That is the role that veteran US peace negotiator George Mitchell is now poised to take on, in an offer which the sides have been mulling over since his last visit here – the 13th since he was assigned the difficult job of brokering Middle East peace on behalf of the Obama administration. The Israeli government has accepted the formula, while the Palestinian Authority (PA) says it still seeking clarifications on various details from the US before it gives its reply.
"The Palestinian side has not set any conditions in particular," PA President Mahmoud Abbas told reporters in Japan on Tuesday. Speaking at a seminar, he said his government was open to the US proposal but was waiting to hear more details from Washington, Reuters reported.
Many pundits here have been quick to wonder if this isn't a step backward.

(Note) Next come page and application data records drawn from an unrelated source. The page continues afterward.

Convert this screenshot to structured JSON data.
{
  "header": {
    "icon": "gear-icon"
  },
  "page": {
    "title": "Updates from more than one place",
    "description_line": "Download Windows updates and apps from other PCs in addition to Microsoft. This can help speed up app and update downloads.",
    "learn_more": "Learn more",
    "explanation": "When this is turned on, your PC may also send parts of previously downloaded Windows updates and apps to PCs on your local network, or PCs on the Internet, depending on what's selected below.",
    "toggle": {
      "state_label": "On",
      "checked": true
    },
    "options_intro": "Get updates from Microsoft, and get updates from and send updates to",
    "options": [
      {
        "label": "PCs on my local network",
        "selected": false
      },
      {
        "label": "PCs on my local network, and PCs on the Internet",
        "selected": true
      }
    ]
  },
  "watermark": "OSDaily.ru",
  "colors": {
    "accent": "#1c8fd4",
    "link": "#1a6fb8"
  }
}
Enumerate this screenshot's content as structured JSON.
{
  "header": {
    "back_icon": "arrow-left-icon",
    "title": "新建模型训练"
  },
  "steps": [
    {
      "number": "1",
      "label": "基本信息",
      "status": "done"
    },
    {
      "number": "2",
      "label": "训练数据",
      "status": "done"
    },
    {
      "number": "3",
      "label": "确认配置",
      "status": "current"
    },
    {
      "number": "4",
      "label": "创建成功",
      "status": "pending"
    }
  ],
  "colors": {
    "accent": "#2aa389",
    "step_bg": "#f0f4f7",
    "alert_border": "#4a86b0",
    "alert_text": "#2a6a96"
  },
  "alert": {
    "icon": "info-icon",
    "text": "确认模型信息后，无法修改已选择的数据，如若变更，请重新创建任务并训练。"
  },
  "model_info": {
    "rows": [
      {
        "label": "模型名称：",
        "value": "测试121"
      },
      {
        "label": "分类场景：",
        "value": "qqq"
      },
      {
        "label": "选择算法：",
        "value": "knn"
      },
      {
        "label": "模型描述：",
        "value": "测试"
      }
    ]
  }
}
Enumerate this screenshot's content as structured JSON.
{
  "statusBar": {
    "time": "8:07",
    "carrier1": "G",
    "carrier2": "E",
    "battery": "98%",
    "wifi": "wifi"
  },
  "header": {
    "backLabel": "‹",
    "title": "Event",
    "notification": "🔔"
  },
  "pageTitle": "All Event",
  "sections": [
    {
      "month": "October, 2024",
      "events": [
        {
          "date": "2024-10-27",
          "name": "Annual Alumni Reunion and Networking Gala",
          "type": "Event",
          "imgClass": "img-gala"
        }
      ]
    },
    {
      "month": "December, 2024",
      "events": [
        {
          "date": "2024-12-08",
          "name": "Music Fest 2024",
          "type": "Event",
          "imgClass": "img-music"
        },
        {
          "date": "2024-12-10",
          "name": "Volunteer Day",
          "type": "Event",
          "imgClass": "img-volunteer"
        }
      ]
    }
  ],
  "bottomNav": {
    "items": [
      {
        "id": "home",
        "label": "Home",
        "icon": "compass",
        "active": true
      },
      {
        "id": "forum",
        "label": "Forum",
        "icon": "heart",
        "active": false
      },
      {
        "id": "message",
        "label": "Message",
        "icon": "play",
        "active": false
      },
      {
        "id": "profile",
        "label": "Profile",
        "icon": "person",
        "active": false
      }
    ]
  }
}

Israeli and Palestinian leaders met secretly in a villa outside of the Norwegian capital in order to reach the breakthrough Oslo Accords in 1993, or more specifically, a Declaration of Principles. Israel in particular has frowned on remote talks and on the over-involvement of outside parties, saying that the conflict must essentially be solved in bilateral talks. Palestinians, on the other hand, have wanted more intense US or European involvement for some time. And with the parties seemingly not moving anywhere fast on their own, it has become apparent to most that without an outside push – and a consistent one - progress is unlikely.
Why proximity talks now?
Uri Savir, the former director-general of Israel's foreign ministry and one of the early architects of the Oslo peace process, says that the US offer for proximity talks may be the best, most realistic option on the table given current circumstances.
"I am cautiously optimistic that something can be accomplished in proximity talks," says Ambassador Savir, now of the Peres Center for Peace and author of The Process: 1100 Days that Changed the Middle East.